Dataset rows describing interfaces
##############################
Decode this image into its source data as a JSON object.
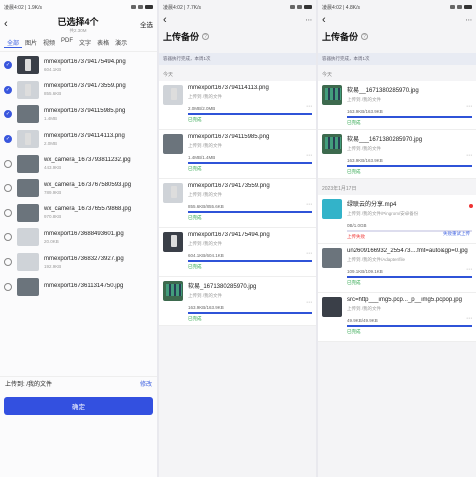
{
  "status_bars": [
    {
      "left": "凌晨4:02 | 1.9K/s"
    },
    {
      "left": "凌晨4:02 | 7.7K/s"
    },
    {
      "left": "凌晨4:02 | 4.8K/s"
    }
  ],
  "select": {
    "title": "已选择4个",
    "subtitle": "共2.30M",
    "select_all": "全选",
    "tabs": [
      "全部",
      "图片",
      "视频",
      "PDF",
      "文字",
      "表格",
      "演示"
    ],
    "files": [
      {
        "name": "mmexport1673794175494.png",
        "size": "604.1KB",
        "checked": true,
        "thumb": "dark phone"
      },
      {
        "name": "mmexport1673794173559.png",
        "size": "855.6KB",
        "checked": true,
        "thumb": "light phone"
      },
      {
        "name": "mmexport1673794115985.png",
        "size": "1.4MB",
        "checked": true,
        "thumb": "photo"
      },
      {
        "name": "mmexport1673794114113.png",
        "size": "2.0MB",
        "checked": true,
        "thumb": "light phone"
      },
      {
        "name": "wx_camera_1673793811232.jpg",
        "size": "443.9KB",
        "checked": false,
        "thumb": "photo"
      },
      {
        "name": "wx_camera_1673767580593.jpg",
        "size": "789.9KB",
        "checked": false,
        "thumb": "photo"
      },
      {
        "name": "wx_camera_1673765579868.jpg",
        "size": "970.8KB",
        "checked": false,
        "thumb": "photo"
      },
      {
        "name": "mmexport1673688493601.jpg",
        "size": "20.0KB",
        "checked": false,
        "thumb": "light"
      },
      {
        "name": "mmexport1673683273927.jpg",
        "size": "192.9KB",
        "checked": false,
        "thumb": "light"
      },
      {
        "name": "mmexport1673611314750.jpg",
        "size": "",
        "checked": false,
        "thumb": "photo"
      }
    ],
    "upload_to_label": "上传到: /我的文件",
    "change_label": "修改",
    "confirm_label": "确定"
  },
  "upload_a": {
    "title": "上传备份",
    "notice": "容器执行完成，本周1次",
    "section": "今天",
    "items": [
      {
        "name": "mmexport1673794114113.png",
        "sub": "上传到 /我的文件",
        "size": "2.0MB/2.0MB",
        "status": "已完成",
        "thumb": "light phone",
        "progress": 1.0
      },
      {
        "name": "mmexport1673794115985.png",
        "sub": "上传到 /我的文件",
        "size": "1.4MB/1.4MB",
        "status": "已完成",
        "thumb": "photo",
        "progress": 1.0
      },
      {
        "name": "mmexport1673794173559.png",
        "sub": "上传到 /我的文件",
        "size": "855.6KB/855.6KB",
        "status": "已完成",
        "thumb": "light phone",
        "progress": 1.0
      },
      {
        "name": "mmexport1673794175494.png",
        "sub": "上传到 /我的文件",
        "size": "604.1KB/604.1KB",
        "status": "已完成",
        "thumb": "dark phone",
        "progress": 1.0
      },
      {
        "name": "软易_1671380285970.jpg",
        "sub": "上传到 /我的文件",
        "size": "163.9KB/163.9KB",
        "status": "已完成",
        "thumb": "green grid",
        "progress": 1.0
      }
    ]
  },
  "upload_b": {
    "title": "上传备份",
    "notice": "容器执行完成，本周1次",
    "section_today": "今天",
    "today_items": [
      {
        "name": "软易__1671380285970.jpg",
        "sub": "上传到 /我的文件",
        "size": "163.9KB/163.9KB",
        "status": "已完成",
        "thumb": "green grid",
        "progress": 1.0
      },
      {
        "name": "软易___1671380285970.jpg",
        "sub": "上传到 /我的文件",
        "size": "163.9KB/163.9KB",
        "status": "已完成",
        "thumb": "green grid",
        "progress": 1.0
      }
    ],
    "section_date": "2023年1月17日",
    "date_items": [
      {
        "name": "绿联云的分享.mp4",
        "sub": "上传到 /我的文件/Pingrom/安卓备份",
        "size": "0B/1.0GB",
        "status": "上传失败",
        "retry": "失败重试上传",
        "thumb": "cyan",
        "progress": 0.0,
        "failed": true
      },
      {
        "name": "un2609166932_255473....fmt=auto&gp=0.jpg",
        "sub": "上传到 /我的文件/Adapter/file",
        "size": "109.1KB/109.1KB",
        "status": "已完成",
        "thumb": "photo",
        "progress": 1.0
      },
      {
        "name": "src=http___img5.pcp..._p__img5.pcpop.jpg",
        "sub": "上传到 /我的文件",
        "size": "49.9KB/49.9KB",
        "status": "已完成",
        "thumb": "dark",
        "progress": 1.0
      }
    ]
  }
}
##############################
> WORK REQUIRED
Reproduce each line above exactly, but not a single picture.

> PROBLEM SOLUTION
Decode this image into its source data as a JSON object.
{
  "status_bars": [
    {
      "left": "凌晨4:02 | 1.9K/s"
    },
    {
      "left": "凌晨4:02 | 7.7K/s"
    },
    {
      "left": "凌晨4:02 | 4.8K/s"
    }
  ],
  "select": {
    "title": "已选择4个",
    "subtitle": "共2.30M",
    "select_all": "全选",
    "tabs": [
      "全部",
      "图片",
      "视频",
      "PDF",
      "文字",
      "表格",
      "演示"
    ],
    "files": [
      {
        "name": "mmexport1673794175494.png",
        "size": "604.1KB",
        "checked": true,
        "thumb": "dark phone"
      },
      {
        "name": "mmexport1673794173559.png",
        "size": "855.6KB",
        "checked": true,
        "thumb": "light phone"
      },
      {
        "name": "mmexport1673794115985.png",
        "size": "1.4MB",
        "checked": true,
        "thumb": "photo"
      },
      {
        "name": "mmexport1673794114113.png",
        "size": "2.0MB",
        "checked": true,
        "thumb": "light phone"
      },
      {
        "name": "wx_camera_1673793811232.jpg",
        "size": "443.9KB",
        "checked": false,
        "thumb": "photo"
      },
      {
        "name": "wx_camera_1673767580593.jpg",
        "size": "789.9KB",
        "checked": false,
        "thumb": "photo"
      },
      {
        "name": "wx_camera_1673765579868.jpg",
        "size": "970.8KB",
        "checked": false,
        "thumb": "photo"
      },
      {
        "name": "mmexport1673688493601.jpg",
        "size": "20.0KB",
        "checked": false,
        "thumb": "light"
      },
      {
        "name": "mmexport1673683273927.jpg",
        "size": "192.9KB",
        "checked": false,
        "thumb": "light"
      },
      {
        "name": "mmexport1673611314750.jpg",
        "size": "",
        "checked": false,
        "thumb": "photo"
      }
    ],
    "upload_to_label": "上传到: /我的文件",
    "change_label": "修改",
    "confirm_label": "确定"
  },
  "upload_a": {
    "title": "上传备份",
    "notice": "容器执行完成，本周1次",
    "section": "今天",
    "items": [
      {
        "name": "mmexport1673794114113.png",
        "sub": "上传到 /我的文件",
        "size": "2.0MB/2.0MB",
        "status": "已完成",
        "thumb": "light phone",
        "progress": 1.0
      },
      {
        "name": "mmexport1673794115985.png",
        "sub": "上传到 /我的文件",
        "size": "1.4MB/1.4MB",
        "status": "已完成",
        "thumb": "photo",
        "progress": 1.0
      },
      {
        "name": "mmexport1673794173559.png",
        "sub": "上传到 /我的文件",
        "size": "855.6KB/855.6KB",
        "status": "已完成",
        "thumb": "light phone",
        "progress": 1.0
      },
      {
        "name": "mmexport1673794175494.png",
        "sub": "上传到 /我的文件",
        "size": "604.1KB/604.1KB",
        "status": "已完成",
        "thumb": "dark phone",
        "progress": 1.0
      },
      {
        "name": "软易_1671380285970.jpg",
        "sub": "上传到 /我的文件",
        "size": "163.9KB/163.9KB",
        "status": "已完成",
        "thumb": "green grid",
        "progress": 1.0
      }
    ]
  },
  "upload_b": {
    "title": "上传备份",
    "notice": "容器执行完成，本周1次",
    "section_today": "今天",
    "today_items": [
      {
        "name": "软易__1671380285970.jpg",
        "sub": "上传到 /我的文件",
        "size": "163.9KB/163.9KB",
        "status": "已完成",
        "thumb": "green grid",
        "progress": 1.0
      },
      {
        "name": "软易___1671380285970.jpg",
        "sub": "上传到 /我的文件",
        "size": "163.9KB/163.9KB",
        "status": "已完成",
        "thumb": "green grid",
        "progress": 1.0
      }
    ],
    "section_date": "2023年1月17日",
    "date_items": [
      {
        "name": "绿联云的分享.mp4",
        "sub": "上传到 /我的文件/Pingrom/安卓备份",
        "size": "0B/1.0GB",
        "status": "上传失败",
        "retry": "失败重试上传",
        "thumb": "cyan",
        "progress": 0.0,
        "failed": true
      },
      {
        "name": "un2609166932_255473....fmt=auto&gp=0.jpg",
        "sub": "上传到 /我的文件/Adapter/file",
        "size": "109.1KB/109.1KB",
        "status": "已完成",
        "thumb": "photo",
        "progress": 1.0
      },
      {
        "name": "src=http___img5.pcp..._p__img5.pcpop.jpg",
        "sub": "上传到 /我的文件",
        "size": "49.9KB/49.9KB",
        "status": "已完成",
        "thumb": "dark",
        "progress": 1.0
      }
    ]
  }
}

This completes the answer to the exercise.